Bosses like to watch. Workers being biometrically surveilled want to walk
The same problems causing friction for users of AI-based proctoring software are plaguing employees who are subject to surveillance as they work remotely.
Among them are accusations (and refutations) of racial bias in facial recognition algorithms, poor software performance and resentment among those monitored.
There is an added dimension with workplace surveillance: People reportedly are telling supervisor-spies to pound sand, and leaving their jobs rather than be watched continuously.
A global, cross-industry survey paid for by cloud-services vendor VMware finds that 70 percent of 7,600 large firms responding to queries are using or preparing to use digital surveillance to make sure remote employees are working.
About 40 percent of organizations monitoring or planning to monitor workers are reporting “drastically increased” or “increased” attrition, according to the survey, conducted by independent research firm Vanson Bourne.
Twenty-nine percent of surveyed companies who are acting on mistrust are using video surveillance; 28 percent of use attention-tracking webcams.
Other aspects of the digital office being watched are email, browsing, collaboration tools and keyboard activity.
Employees could be quitting on principle. Surveillance might just be a symptom of a company culture that they disagree with. Or the workers could be fed up with buggy, biased or time-wasting apps.
A Washington Post article focusing on contract attorneys who work remotely from employing firms sketches a new “underclass” of workers whose worth to companies is on par with Internet of Things devices.
In the story, a contract employee complains that items of her appearance that differ from her lighter-skinned coworkers — Bantu knots in her hair, for instance — caused the face biometric algorithm to question whether she should be trusted.
Sometimes, she was forced to rescan her face from three angles 25 times or more in a day. The lawyer claimed her supervisors did not take the situation seriously, even though hers was a demanding, high-productivity job.
Not mentioned in either piece is the fact that these applications can record all of the audio and the images surrounding an employ every second they are operating. Even people who are solidly part of the team likely would not want a supervisor to sit with them in their home staring at them as they work.
Proctoring apps, which perform ID authentication, object recognition, behavior monitoring and, sometimes, so-called emotion recognition, have many of the same shortcomings.

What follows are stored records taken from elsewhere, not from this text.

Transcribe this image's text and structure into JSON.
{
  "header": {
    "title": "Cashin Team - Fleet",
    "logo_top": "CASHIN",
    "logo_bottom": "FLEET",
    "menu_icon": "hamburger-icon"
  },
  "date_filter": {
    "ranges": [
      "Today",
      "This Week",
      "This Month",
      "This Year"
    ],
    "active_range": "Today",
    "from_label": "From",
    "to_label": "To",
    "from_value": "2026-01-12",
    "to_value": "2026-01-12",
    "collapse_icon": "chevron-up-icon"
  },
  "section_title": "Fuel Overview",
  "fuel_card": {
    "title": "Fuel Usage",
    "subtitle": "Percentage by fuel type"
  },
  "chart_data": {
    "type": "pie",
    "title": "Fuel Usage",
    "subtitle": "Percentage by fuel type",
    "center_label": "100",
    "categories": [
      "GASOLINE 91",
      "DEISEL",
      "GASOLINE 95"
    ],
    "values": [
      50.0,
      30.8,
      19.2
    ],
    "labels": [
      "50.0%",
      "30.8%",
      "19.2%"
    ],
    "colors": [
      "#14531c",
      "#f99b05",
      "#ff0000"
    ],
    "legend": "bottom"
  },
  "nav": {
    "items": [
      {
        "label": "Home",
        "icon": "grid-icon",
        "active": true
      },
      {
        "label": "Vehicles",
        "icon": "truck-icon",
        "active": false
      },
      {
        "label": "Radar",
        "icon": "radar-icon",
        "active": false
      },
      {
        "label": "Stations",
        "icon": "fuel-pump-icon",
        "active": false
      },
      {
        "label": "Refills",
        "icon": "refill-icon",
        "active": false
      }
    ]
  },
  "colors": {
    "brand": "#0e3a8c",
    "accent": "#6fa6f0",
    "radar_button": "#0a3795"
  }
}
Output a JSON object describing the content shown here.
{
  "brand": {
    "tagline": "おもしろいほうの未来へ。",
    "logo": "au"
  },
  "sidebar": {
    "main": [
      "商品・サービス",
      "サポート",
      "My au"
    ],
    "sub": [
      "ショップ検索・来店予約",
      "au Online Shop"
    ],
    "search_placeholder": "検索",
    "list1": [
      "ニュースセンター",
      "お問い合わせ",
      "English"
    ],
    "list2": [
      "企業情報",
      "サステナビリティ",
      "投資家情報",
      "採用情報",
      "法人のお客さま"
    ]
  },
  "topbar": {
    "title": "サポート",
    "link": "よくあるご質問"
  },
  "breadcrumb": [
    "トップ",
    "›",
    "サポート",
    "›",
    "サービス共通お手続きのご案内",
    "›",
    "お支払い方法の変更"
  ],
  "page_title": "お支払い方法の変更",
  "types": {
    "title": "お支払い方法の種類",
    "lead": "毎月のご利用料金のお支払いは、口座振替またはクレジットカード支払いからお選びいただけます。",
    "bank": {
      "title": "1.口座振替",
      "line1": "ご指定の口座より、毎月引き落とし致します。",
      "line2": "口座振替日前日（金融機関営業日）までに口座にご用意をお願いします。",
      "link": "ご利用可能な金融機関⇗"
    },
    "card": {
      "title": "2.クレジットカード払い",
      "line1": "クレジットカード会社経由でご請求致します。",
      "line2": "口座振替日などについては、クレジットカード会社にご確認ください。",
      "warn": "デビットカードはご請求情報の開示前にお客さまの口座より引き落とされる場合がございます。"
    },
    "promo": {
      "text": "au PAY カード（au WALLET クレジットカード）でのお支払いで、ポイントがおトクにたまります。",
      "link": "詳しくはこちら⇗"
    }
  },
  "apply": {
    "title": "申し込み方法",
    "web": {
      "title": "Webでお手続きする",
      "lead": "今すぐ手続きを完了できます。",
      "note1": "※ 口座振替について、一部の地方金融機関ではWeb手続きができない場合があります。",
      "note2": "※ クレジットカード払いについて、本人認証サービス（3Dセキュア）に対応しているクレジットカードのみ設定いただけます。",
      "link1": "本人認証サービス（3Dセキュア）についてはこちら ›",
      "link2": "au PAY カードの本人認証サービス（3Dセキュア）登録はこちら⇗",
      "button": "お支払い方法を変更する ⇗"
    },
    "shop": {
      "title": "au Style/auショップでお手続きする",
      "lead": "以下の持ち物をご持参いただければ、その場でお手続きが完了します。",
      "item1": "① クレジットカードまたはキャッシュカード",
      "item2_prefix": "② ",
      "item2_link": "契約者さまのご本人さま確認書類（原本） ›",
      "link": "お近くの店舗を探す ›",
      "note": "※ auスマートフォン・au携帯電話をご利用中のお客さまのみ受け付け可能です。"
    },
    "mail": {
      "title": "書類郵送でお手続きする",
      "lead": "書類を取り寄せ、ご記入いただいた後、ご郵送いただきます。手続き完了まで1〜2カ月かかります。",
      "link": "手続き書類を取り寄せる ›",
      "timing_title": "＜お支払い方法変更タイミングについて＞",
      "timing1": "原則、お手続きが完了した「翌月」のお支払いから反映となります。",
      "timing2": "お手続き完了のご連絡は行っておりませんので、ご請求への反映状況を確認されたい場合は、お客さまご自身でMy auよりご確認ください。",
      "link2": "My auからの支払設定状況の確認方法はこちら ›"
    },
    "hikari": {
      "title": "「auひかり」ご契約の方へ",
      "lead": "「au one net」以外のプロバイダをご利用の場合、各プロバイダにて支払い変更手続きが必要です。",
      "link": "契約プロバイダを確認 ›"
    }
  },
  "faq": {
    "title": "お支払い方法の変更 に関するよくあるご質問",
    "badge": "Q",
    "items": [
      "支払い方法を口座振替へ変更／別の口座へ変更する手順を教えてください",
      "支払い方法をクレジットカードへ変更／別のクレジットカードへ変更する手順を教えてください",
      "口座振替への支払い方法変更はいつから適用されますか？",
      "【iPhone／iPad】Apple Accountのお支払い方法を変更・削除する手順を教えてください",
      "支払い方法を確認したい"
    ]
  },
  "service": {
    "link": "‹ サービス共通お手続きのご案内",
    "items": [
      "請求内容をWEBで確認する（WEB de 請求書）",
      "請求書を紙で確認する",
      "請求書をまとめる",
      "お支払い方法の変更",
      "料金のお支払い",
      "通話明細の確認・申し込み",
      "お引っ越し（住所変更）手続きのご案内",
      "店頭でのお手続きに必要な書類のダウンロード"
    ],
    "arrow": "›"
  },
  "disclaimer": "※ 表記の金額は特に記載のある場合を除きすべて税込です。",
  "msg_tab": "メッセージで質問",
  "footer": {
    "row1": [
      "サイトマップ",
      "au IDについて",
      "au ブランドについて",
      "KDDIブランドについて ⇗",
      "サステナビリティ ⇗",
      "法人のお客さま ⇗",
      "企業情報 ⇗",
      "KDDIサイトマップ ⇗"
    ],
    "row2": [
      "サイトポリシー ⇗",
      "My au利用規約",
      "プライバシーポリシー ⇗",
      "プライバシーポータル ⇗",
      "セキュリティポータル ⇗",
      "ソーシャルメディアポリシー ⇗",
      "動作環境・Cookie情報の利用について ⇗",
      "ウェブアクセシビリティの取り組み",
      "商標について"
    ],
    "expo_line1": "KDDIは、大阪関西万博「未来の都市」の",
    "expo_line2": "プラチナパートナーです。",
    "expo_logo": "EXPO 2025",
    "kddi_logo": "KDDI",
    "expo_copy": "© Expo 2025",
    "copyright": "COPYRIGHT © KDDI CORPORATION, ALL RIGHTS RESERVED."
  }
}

They are more likely to misidentify people of color, particularly women of color, than white male counterparts, and they reportedly throw time-consuming errors during timed exams.
The matter has drawn the attention some U.S. senators who a year ago asked the industry to account for itself.